The Knicks lost,110-96, and have lost five of six. So why can’t Thibodeau find it in his gut to give Obi more playing time? Yes, I’m prejudiced about this.
—They are retiring Luke Kennard’s No. 10 at Franklin High School. In Los Angeles, they are thinking about giving him the key to the city. . .except who wants a key to that trash dump.
Anyway, Kennard scored seven points in the finals nine seconds to lift the Los Angeles Clippers to a 116-115 win over the Washington Wizards. And it was a major ‘lift,’ one that needed a heavy duty crane.
The Clippers trailed by 35 points with 1:20 left in the half. Yep, 35 big ones. And Washington still led by six with nine seconds left. Kennard hit a three. The Wizards couldn’t get the inbounds pass in play and were called for a five-second violation. Kennard hit another three at 0:01 and was fouled. He completed the four-point play for the one-point victory.
Kennard, wearing No. 5,, half of what he wore at Franklin, was No. 1 on this night with 25 points (5 for 8 from three), eight rebounds and six assists. On this night, Kennard was full of swishful thinking.
And, yes, I’d watch an NBA game with Kennard in it, and Obi Toppin.
—QUOTE: From Iona basketball coach Rick Pitino: “I want us to play mother-in-law defense: constant nagging and harassment.” (Pitino also said he wants to make Iona the Gonzaga of the East. Doesn’t everybody?)
—Speaking of Luke Kennard and Franklin, a special event is scheduled Sunday at Mom’s Restaurant in Franklin.
Former Meadowdale/University of Kentucky star Mike Pratt and his broadcast partner, Tom Leach, are appearing at Mom’s from noon to 1:30 to sell their book, ‘Kentucky Basketball: Two Decades Behind the Scenes.’ Pratt and Leach have done UK radio broadcasts together for 20 years.
I can remember decades and decades ago when Mike Pratt started on the Meadowdale High School team as a freshman. A freshman? Unheard of. Can’t wait to get my autographed copy.

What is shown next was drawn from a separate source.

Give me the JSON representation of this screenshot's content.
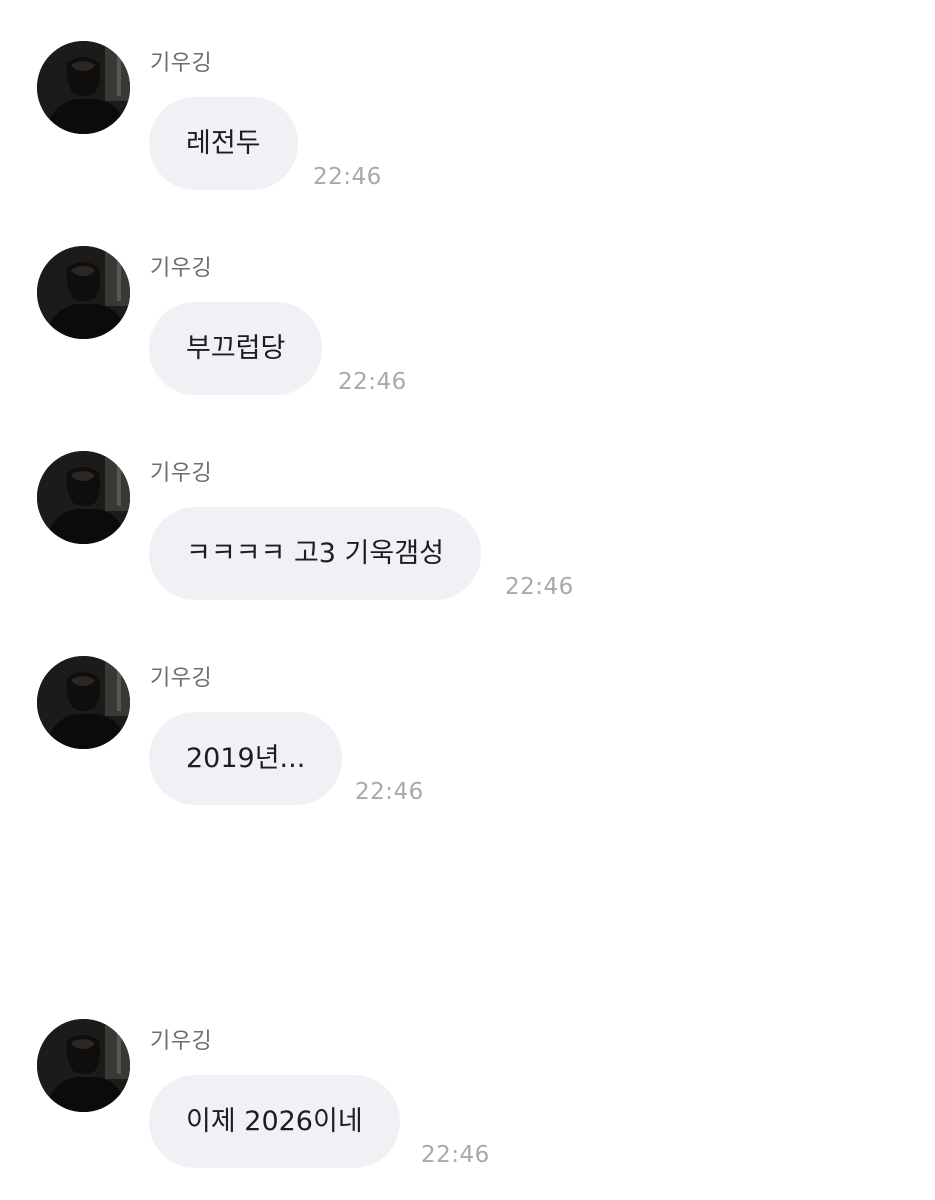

—A while back, I listed all the great quarterbacks named Joe. A friend asked me, “Well, how about quarterbacks named John?” Of course, this friend’s name is. . .Frank.
Anyway, frankly speaking, Frank, there aren’t many. You start with the guy Cleveland Browns fans despise (me included), John Elway. Then there is John Unitas, John Brodie, John Hadl and Johnny Lujack (Ask your great grand-dad).
OK, I’ll tell you. Lujack, a Notre Dame quarterback, won the 1947 Heisman Trophy and at age 97 is the oldest living Heisman winner. He also played quarterback for coach George Halas and the Chicago Bears.
—QUOTE: From former Notre Dame coach Lou Holtz: “I’ve followed Notre Dame football since 1946, when I listened on the radio and Johnny Lujack tackled (Army’s) Doc Blanchard in the open field to preserve a 0-0 tie.” (In those days, players played both offense and defense, wearing leather helmets and no face masks.)